Have a good day, everyone.
edit on 2-11-2014 by Jakal26 because: Fixing the title in hopes of more response from the ones I hope see this thread.

posted on Nov, 2 2014 @ 02:29 PM
That sir is what's now called an Acrow. They are used to temporary support any building with a void underneath making it safer to work under. The size is a belt and braces exercise ie. it's best to have a unit to carry more weight than you need therefore less likely to fail if you used a lighter version.

posted on Nov, 2 2014 @ 02:46 PM
a reply to: crayzeed

Thank you sir. Due to your input I learned a bit about the Acrow.
While it appears to be much like the piece I found a few things are different. One being that the Acrow seems tubular. The support "arm" of the one I found is not tubular, it is square with notches in one side.

Here is a diagram of the Acrow.

While I am very certain that this could be re-purposed as an Acrow, I don't think it is one after looking at them a bit. The one I found is the exact one that is still sold by Simplex to this day.

Perhaps the Acrow is a commercial construction variety of the mine roof support. It appears that way to me anyways.

Again, thanks for the input and for having me learn a bit about Acrows....

ETA: It's a 4 ton capacity support. Think I forgot to mention that.
This information was garnered from the patent # a search and a list I found of various tkSimplex supports. There is also an 8 and 12 ton variety, though price doesn't seem to differ that much between them.
edit on 2-11-2014 by Jakal26 because: more information about "the thing"...

posted on Nov, 2 2014 @ 05:12 PM
Looks like an older Heizman (sp?) Jack. We use them underground to support metal beams. I have also seen them used under modular homes. Hope it helps. Maybe spelled Heintzman, sorry just can"t remember. It"s Heintzman. Just got your link to work on my phone, thats the same as your picture. Only problem, if there"s no year stamped on the jack, age would be tough to verify.
edit on 2-11-2014 by Yahm16 because:

posted on Nov, 2 2014 @ 05:42 PM
a reply to: Yahm16

Yeah, it is definitely used underground.

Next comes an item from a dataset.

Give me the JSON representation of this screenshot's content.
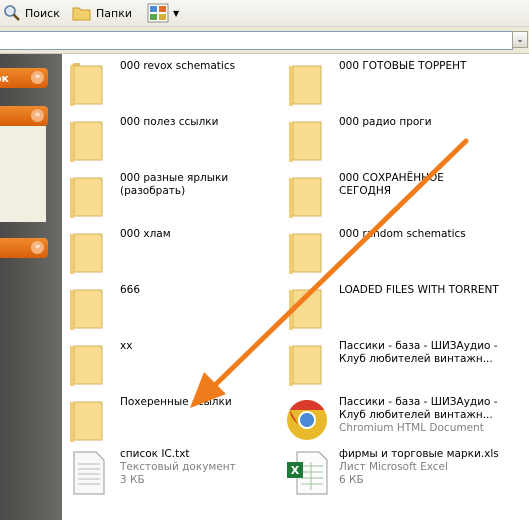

I suppose it would have helped to mention I am in the heart of coal mining country.
I posted a link to where they are sold, as well as one from the manufacturer. It's a Mine Roof Support. Also called a Mine Timbering Jack. It's made by Simplex (formerly known as Templeton Kenly & Co. but since moving to China it's known simply as Simplex or tkSimplex

posted on Nov, 3 2014 @ 03:31 AM
possibly someone needed a big jack to hold something up such as a joist while building something as it was quicker than finding someone else to provide some extra muscle power or as a second part to be able to lay a board out to paint the stairs etc, check there aint two of them as they'd make mega legs for a firespit with a big hog on it as well

i doubt any mining company would buy one thats been out and hasn't been tested and certified, my main guess would be builders or homeowners in places where land slips as something to quickly secure a section while works done.

more than likely though its technically stolen property but i think the mine probably has closed down etc so wouldn't care

new topics

top topics

log in